Nawalapitiya: Sri Lankan President Mahinda Rajapaksa’s ruling coalition won the first parliamentary election since the end of a 25-year civil war, final election results showed on Wednesday.
Rajapaksa’s ruling United Peoples Freedom Alliance (UPFA) won 144 seats in the 225-member parliament, falling short by six seats of the two-thirds majority that would enable him to change the island nation’s constitution.
Most political analysts expect the president to recruit legislators from other parties to give him the numbers to win the constitutional majority.
The final results were released after voting was re-run on Tuesday in two districts where ballots were annulled due to violence in the original April 8 vote.
The main opposition United National Party won 60 seats, while the former rebel party Tamil National Alliance secured 14 seats.

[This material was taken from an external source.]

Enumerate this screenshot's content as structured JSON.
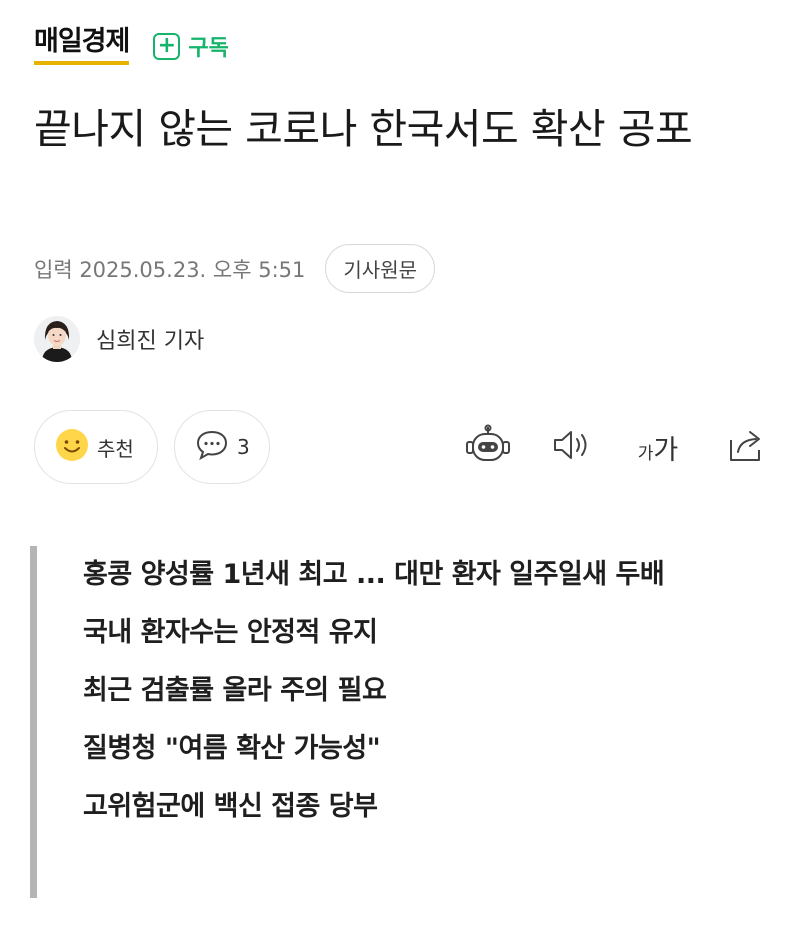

The latter got most of its seats in the northern and eastern provinces, where the Tamil Tiger rebels fought for a separate state for the ethnic minority Tamils.
Election monitors reported no violence on Tuesday and no malpractice aside from the temporary barring of an opposition polling agent from a voting centre. Counting got under way immediately after polls closed in the late afternoon.
Keerthi Tennakoon of the Campaign for Free and Fair Elections said Nawalapitiya saw turnout of 55-60% of 50,000 registered voters. In the eastern district of Trincomalee, turnout was 46% of the roughly 1,000 voters.
The final results showed the overall voter turnout in the polls was 61.3%.
The election commission on Tuesday said Rajapaksa’s UPFA won two seats in Trincomalee and eight seats in Kandy.
Rajapaksa fell short of six seats for a two-third majority, which he needs to change the constitution.
Hopes of him securing that outcome has already driven the surging Colombo Stock Exchange deeper into record territory, with gains of more than 170% since it hit a trough at the end of 2008. It closed at a new record of 4,044.94 on Tuesday.
Dealers in government securities say they expect increased demand after parliament passes the 2010 budget in either May or June, seen as crucial to retaining a $2.6 billion International Monetary Fund loan which has boosted foreign investor confidence.
The president, who won a landslide re-election in January, has pledged to turn his efforts toward economic reform and reconciliation after he led the nation to victory over the Tamil Tigers in a three-decade separatist war 11 months ago.
This week will see swift political action: the president is expected to name a drastically trimmed cabinet on Wednesday and parliament will open on Thursday. He is also expected to work on opposition crossovers to gain the two-thirds majority required to push through constitutional reforms.